=== Records for processing ===

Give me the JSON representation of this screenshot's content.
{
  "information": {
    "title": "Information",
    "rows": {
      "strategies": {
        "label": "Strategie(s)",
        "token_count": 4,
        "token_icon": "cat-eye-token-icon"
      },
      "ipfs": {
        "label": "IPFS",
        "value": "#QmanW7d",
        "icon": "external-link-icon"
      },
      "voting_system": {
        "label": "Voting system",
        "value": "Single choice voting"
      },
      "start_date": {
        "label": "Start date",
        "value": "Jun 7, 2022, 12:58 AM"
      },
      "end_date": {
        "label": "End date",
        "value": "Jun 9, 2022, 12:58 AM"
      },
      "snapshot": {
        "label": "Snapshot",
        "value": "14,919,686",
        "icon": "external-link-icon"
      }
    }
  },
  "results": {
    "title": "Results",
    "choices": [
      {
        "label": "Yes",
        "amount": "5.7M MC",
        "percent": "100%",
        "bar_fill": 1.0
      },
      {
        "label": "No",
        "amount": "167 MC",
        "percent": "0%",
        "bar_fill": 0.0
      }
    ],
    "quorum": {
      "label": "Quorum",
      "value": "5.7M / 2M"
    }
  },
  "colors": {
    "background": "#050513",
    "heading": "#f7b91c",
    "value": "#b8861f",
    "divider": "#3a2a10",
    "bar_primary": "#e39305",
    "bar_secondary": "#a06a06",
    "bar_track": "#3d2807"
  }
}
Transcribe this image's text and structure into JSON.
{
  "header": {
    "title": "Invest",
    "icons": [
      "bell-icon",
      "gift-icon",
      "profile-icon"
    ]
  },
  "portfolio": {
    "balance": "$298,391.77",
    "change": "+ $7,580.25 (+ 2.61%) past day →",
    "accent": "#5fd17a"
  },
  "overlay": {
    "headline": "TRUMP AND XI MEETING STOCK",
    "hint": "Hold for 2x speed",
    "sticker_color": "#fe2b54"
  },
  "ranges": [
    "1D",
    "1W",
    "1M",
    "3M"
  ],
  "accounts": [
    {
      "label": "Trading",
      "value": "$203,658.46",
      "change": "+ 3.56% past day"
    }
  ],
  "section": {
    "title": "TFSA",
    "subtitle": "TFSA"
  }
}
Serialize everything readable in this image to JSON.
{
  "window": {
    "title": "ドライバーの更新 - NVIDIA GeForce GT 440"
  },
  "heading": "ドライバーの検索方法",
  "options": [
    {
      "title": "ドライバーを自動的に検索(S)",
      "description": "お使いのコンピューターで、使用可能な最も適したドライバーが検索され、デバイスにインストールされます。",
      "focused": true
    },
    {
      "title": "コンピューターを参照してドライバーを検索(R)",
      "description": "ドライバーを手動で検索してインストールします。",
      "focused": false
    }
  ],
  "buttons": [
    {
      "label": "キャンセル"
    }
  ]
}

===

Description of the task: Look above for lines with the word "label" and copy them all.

Written reply:
        "label": "Strategie(s)",
        "label": "IPFS",
        "label": "Voting system",
        "label": "Start date",
        "label": "End date",
        "label": "Snapshot",
        "label": "Yes",
        "label": "No",
      "label": "Quorum",
      "label": "Trading",
      "label": "キャンセル"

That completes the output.